* _WORK INSTRUCTIONS_
Provide nothing except how many lines of the data contain the word "title".

Data records for software interfaces:
<<<<

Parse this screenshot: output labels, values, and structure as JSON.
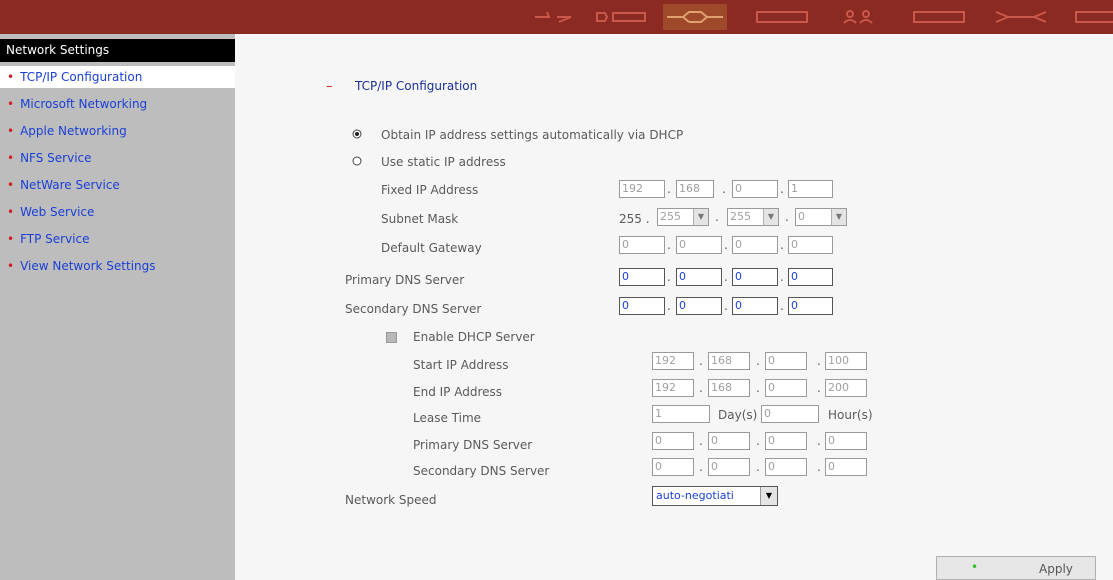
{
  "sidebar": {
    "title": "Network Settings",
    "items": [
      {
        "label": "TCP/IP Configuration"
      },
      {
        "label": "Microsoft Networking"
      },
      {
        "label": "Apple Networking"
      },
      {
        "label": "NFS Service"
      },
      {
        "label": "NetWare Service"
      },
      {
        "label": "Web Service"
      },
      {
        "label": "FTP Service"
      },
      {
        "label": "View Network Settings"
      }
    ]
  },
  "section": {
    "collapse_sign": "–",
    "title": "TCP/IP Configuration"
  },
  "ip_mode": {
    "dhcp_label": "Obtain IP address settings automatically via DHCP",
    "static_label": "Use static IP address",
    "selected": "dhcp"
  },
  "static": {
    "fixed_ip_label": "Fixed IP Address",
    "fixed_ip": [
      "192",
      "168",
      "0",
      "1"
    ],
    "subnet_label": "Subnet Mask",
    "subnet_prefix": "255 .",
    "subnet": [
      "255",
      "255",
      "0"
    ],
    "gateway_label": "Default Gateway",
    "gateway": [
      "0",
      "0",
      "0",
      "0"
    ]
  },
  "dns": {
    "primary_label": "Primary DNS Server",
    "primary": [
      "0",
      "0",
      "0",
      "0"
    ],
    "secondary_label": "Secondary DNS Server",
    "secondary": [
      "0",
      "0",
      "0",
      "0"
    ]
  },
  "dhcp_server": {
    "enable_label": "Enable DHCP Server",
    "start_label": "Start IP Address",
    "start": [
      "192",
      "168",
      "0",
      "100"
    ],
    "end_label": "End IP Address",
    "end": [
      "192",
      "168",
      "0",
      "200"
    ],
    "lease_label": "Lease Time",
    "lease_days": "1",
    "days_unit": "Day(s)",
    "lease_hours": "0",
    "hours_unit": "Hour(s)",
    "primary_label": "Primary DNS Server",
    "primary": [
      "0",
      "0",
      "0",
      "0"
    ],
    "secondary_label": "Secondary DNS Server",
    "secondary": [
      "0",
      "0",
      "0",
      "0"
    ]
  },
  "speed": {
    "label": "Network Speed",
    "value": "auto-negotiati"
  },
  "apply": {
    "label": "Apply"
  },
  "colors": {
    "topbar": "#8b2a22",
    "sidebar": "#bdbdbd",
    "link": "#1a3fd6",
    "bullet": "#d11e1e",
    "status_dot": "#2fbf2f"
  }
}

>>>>
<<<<

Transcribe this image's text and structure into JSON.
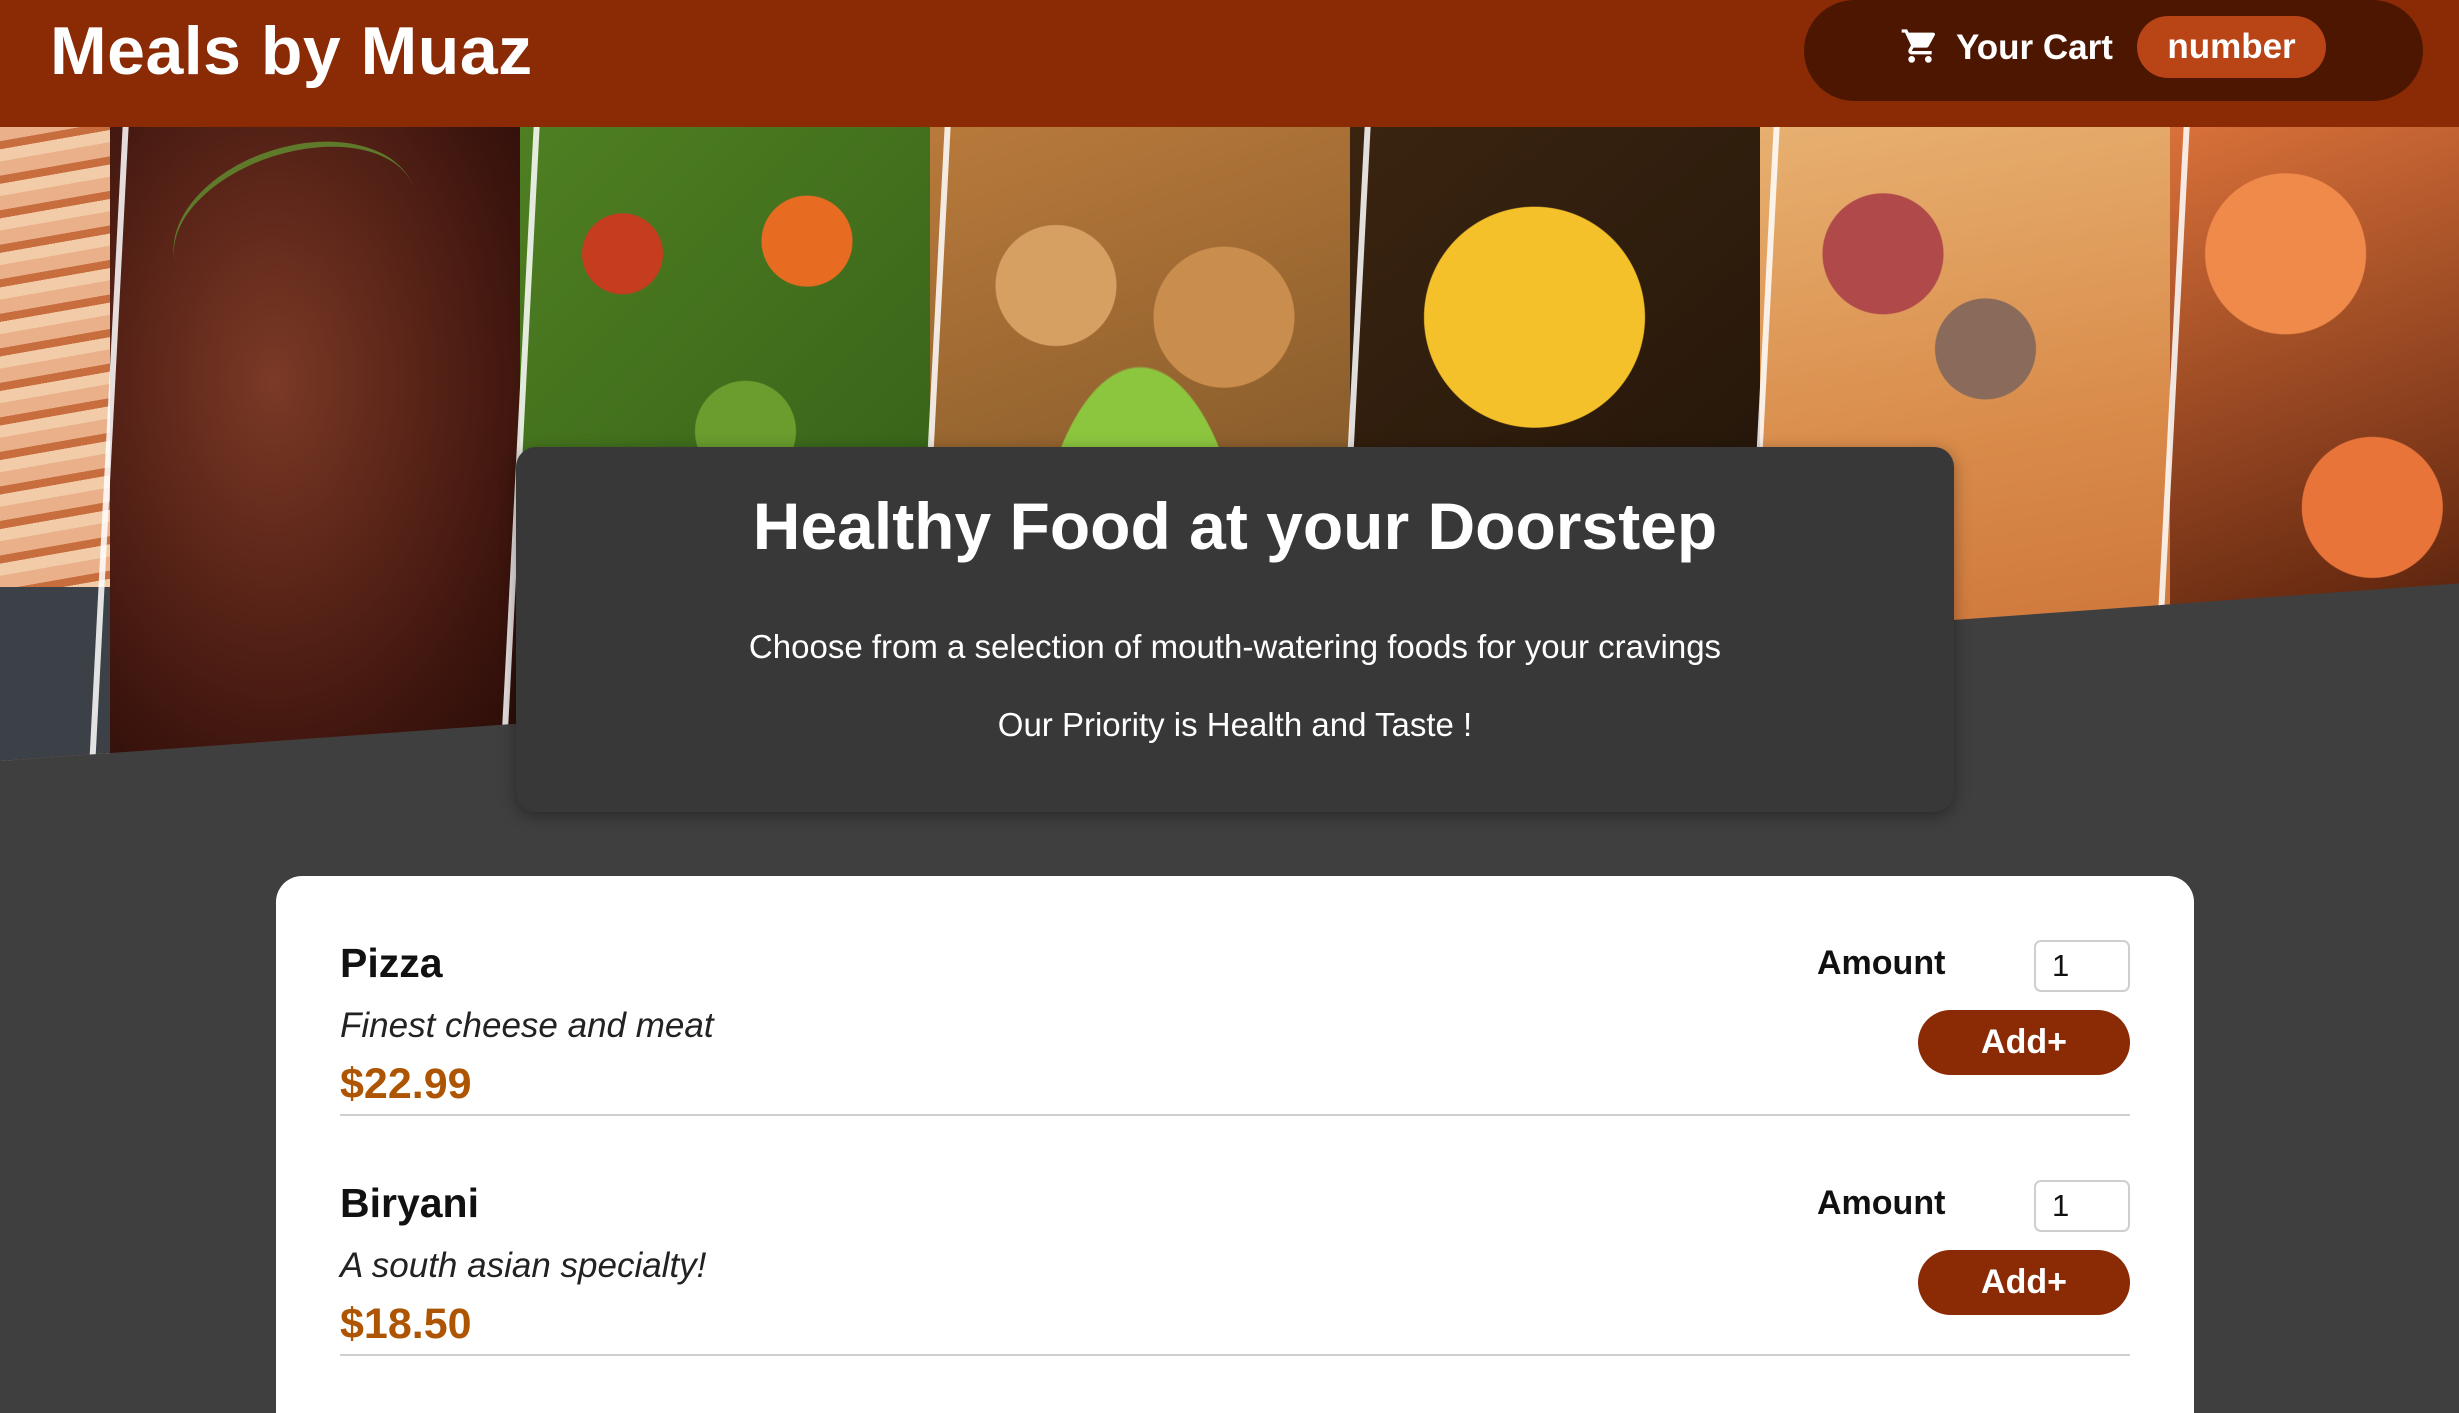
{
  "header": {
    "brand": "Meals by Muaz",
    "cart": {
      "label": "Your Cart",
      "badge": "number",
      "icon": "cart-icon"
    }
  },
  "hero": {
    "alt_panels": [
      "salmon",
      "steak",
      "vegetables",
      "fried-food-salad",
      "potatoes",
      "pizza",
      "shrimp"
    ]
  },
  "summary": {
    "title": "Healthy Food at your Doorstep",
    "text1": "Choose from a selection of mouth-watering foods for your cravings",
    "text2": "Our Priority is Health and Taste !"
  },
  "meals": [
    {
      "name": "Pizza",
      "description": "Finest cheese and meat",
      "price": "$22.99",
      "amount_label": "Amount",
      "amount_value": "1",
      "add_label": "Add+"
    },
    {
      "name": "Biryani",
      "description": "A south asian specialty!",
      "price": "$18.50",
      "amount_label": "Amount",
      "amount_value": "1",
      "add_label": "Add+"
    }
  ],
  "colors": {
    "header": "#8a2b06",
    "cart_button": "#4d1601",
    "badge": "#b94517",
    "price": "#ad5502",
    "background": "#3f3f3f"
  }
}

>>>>

* _EXERCISE SOLUTION_
3